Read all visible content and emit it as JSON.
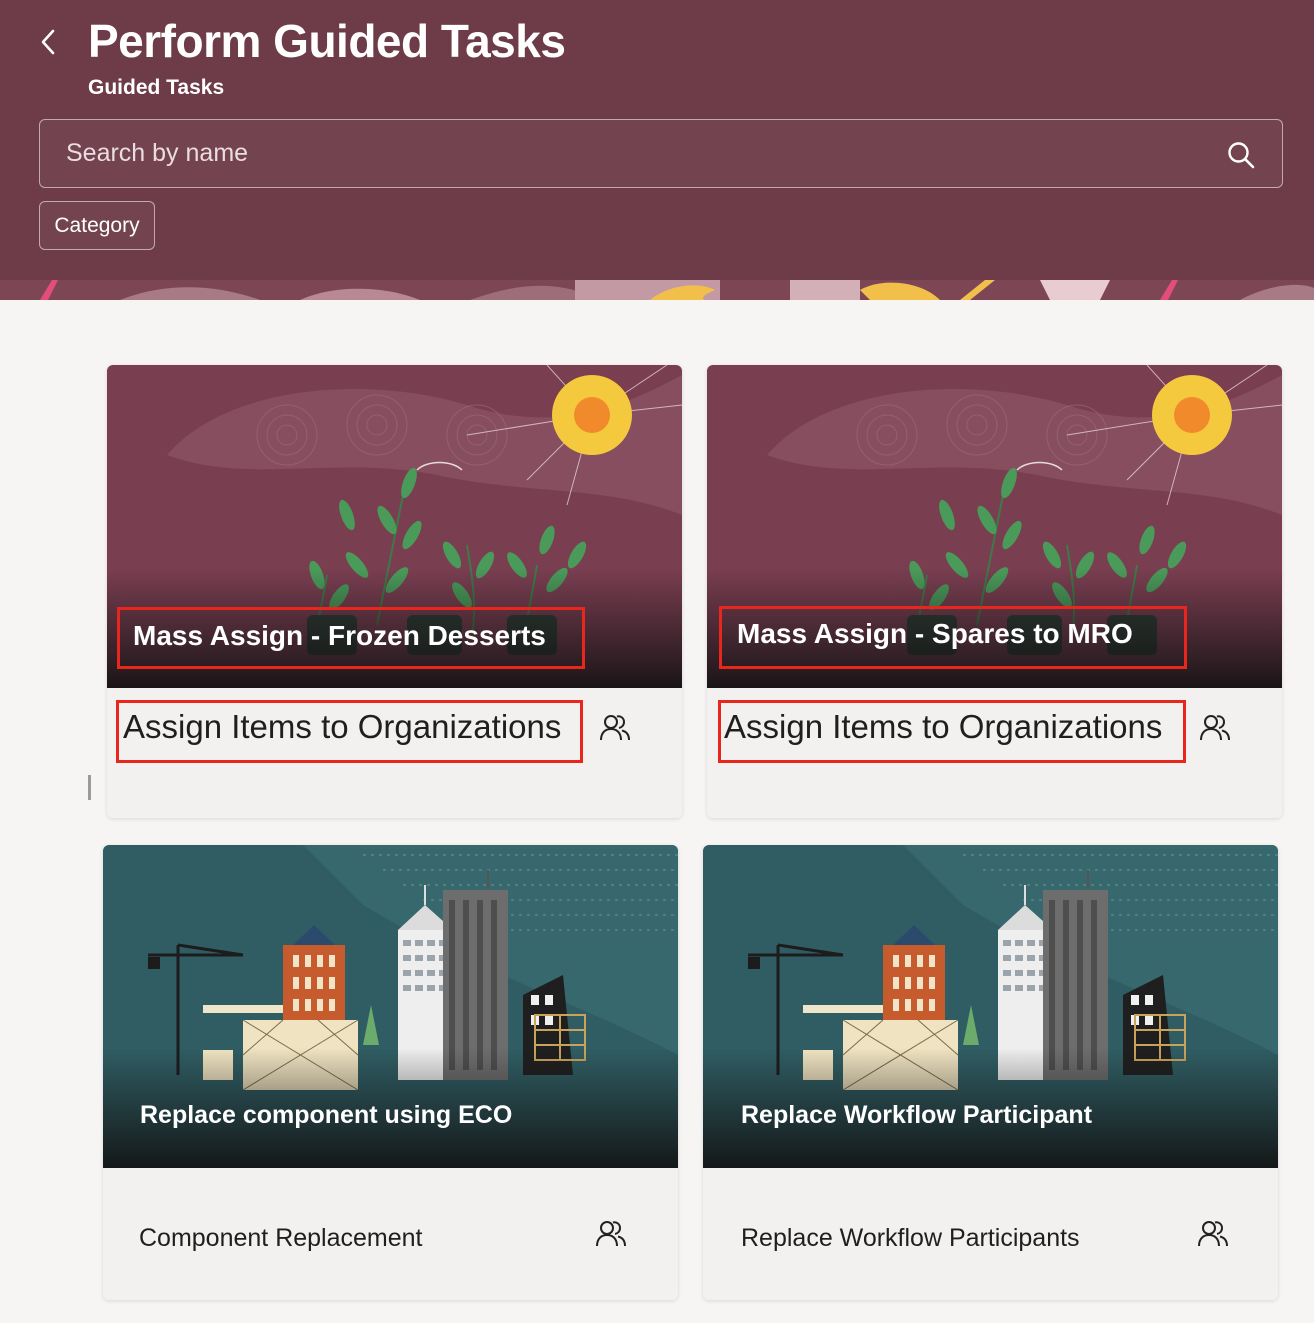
{
  "header": {
    "title": "Perform Guided Tasks",
    "subtitle": "Guided Tasks",
    "back_icon": "chevron-left-icon",
    "search_placeholder": "Search by name",
    "search_icon": "search-icon",
    "category_label": "Category",
    "background_color": "#6e3c49"
  },
  "cards": [
    {
      "title": "Mass Assign - Frozen Desserts",
      "subtitle": "Assign Items to Organizations",
      "icon": "people-icon",
      "theme": "plants"
    },
    {
      "title": "Mass Assign - Spares to MRO",
      "subtitle": "Assign Items to Organizations",
      "icon": "people-icon",
      "theme": "plants"
    },
    {
      "title": "Replace component using ECO",
      "subtitle": "Component Replacement",
      "icon": "people-icon",
      "theme": "city"
    },
    {
      "title": "Replace Workflow Participant",
      "subtitle": "Replace Workflow Participants",
      "icon": "people-icon",
      "theme": "city"
    }
  ],
  "highlight_color": "#e8261c"
}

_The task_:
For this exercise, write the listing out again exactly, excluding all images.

_Response area_:
Read all visible content and emit it as JSON.
{
  "header": {
    "title": "Perform Guided Tasks",
    "subtitle": "Guided Tasks",
    "back_icon": "chevron-left-icon",
    "search_placeholder": "Search by name",
    "search_icon": "search-icon",
    "category_label": "Category",
    "background_color": "#6e3c49"
  },
  "cards": [
    {
      "title": "Mass Assign - Frozen Desserts",
      "subtitle": "Assign Items to Organizations",
      "icon": "people-icon",
      "theme": "plants"
    },
    {
      "title": "Mass Assign - Spares to MRO",
      "subtitle": "Assign Items to Organizations",
      "icon": "people-icon",
      "theme": "plants"
    },
    {
      "title": "Replace component using ECO",
      "subtitle": "Component Replacement",
      "icon": "people-icon",
      "theme": "city"
    },
    {
      "title": "Replace Workflow Participant",
      "subtitle": "Replace Workflow Participants",
      "icon": "people-icon",
      "theme": "city"
    }
  ],
  "highlight_color": "#e8261c"
}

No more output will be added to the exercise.